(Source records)
# # # #
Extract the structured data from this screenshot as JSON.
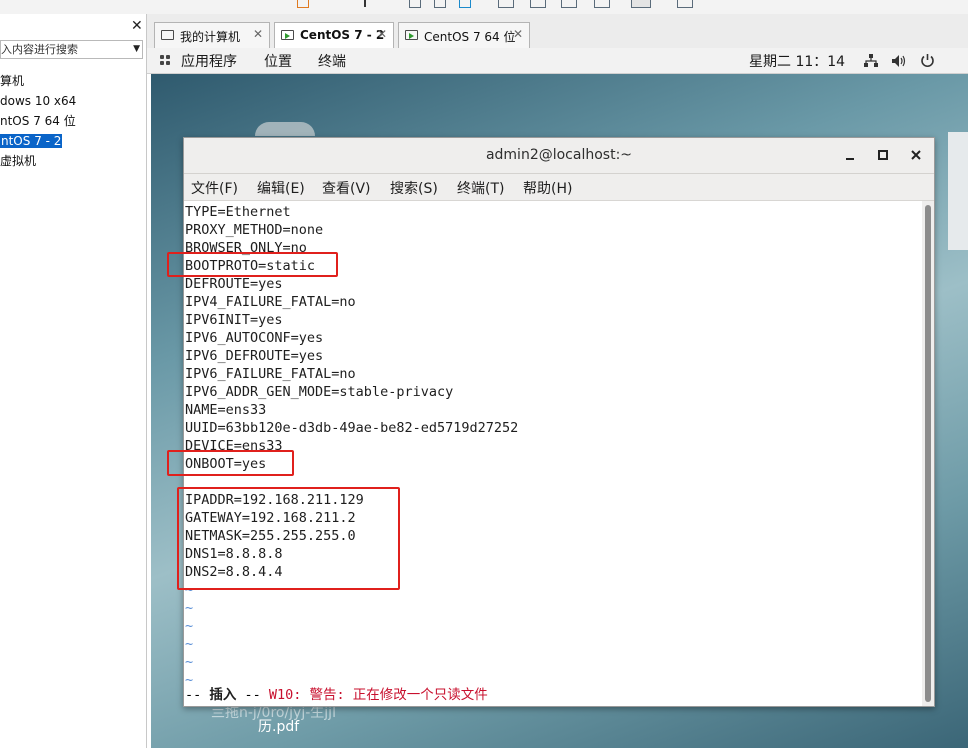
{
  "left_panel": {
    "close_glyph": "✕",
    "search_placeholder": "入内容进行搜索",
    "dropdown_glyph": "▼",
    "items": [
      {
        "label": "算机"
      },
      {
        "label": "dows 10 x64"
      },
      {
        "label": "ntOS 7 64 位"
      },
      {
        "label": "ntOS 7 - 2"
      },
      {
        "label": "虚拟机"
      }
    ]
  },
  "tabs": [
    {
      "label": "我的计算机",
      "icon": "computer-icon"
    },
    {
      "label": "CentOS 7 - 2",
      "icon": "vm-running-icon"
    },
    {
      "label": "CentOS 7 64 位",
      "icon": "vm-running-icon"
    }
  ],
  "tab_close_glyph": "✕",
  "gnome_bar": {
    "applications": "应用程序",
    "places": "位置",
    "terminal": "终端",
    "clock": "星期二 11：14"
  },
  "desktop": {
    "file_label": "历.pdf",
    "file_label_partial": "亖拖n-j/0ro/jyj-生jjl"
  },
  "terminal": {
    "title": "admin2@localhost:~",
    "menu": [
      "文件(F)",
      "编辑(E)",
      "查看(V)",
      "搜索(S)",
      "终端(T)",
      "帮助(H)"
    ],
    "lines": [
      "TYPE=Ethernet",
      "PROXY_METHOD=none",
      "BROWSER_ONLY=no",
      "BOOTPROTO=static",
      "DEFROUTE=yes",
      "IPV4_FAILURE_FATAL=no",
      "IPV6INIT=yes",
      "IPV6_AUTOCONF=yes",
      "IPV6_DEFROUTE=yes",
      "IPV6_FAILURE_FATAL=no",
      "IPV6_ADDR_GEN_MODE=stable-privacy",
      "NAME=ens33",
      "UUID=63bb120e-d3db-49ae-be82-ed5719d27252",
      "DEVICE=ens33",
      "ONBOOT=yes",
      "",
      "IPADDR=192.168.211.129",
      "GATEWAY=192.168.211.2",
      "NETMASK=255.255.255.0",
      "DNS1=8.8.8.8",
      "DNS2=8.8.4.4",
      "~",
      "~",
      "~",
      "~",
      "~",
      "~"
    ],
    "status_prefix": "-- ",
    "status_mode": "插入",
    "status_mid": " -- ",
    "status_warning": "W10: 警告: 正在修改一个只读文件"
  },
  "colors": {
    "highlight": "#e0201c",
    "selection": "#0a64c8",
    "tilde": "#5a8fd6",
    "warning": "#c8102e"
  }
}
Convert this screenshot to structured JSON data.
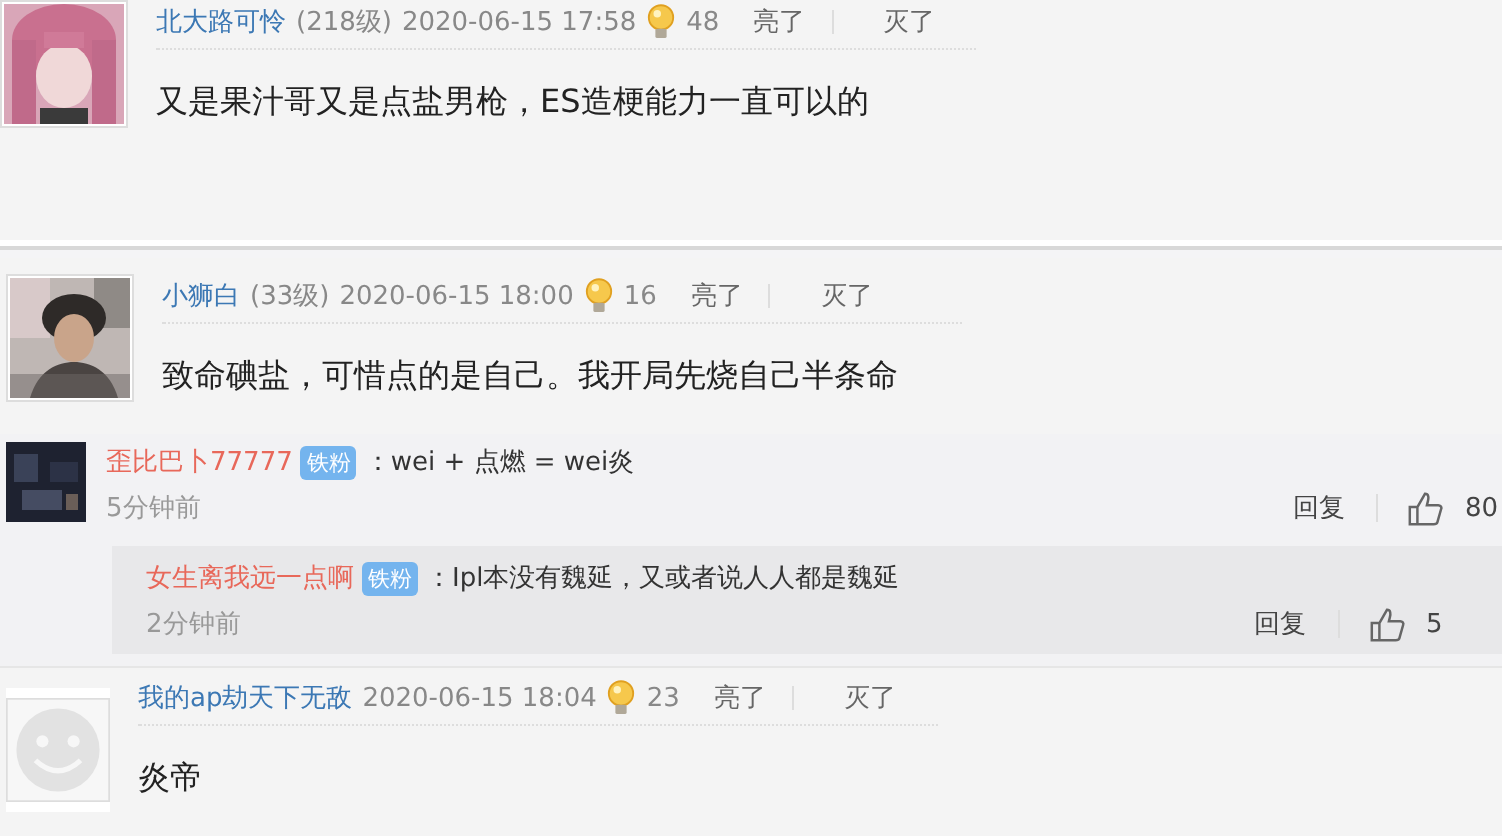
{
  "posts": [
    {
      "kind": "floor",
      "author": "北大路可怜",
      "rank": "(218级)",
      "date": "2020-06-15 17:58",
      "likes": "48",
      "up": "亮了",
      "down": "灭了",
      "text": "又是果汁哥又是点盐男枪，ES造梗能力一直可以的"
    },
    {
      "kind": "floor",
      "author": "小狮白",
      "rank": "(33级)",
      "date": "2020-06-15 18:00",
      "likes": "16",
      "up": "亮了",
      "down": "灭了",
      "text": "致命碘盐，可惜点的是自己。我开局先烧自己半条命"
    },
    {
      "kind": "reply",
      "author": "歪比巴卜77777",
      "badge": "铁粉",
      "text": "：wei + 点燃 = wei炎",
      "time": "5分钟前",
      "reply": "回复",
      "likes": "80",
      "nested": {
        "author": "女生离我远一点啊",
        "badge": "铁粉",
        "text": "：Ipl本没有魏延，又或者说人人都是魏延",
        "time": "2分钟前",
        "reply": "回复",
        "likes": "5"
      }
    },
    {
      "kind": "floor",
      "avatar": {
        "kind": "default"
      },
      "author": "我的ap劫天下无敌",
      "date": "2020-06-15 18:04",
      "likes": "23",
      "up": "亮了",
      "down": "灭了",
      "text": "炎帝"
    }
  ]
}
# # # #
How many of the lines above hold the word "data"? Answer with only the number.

2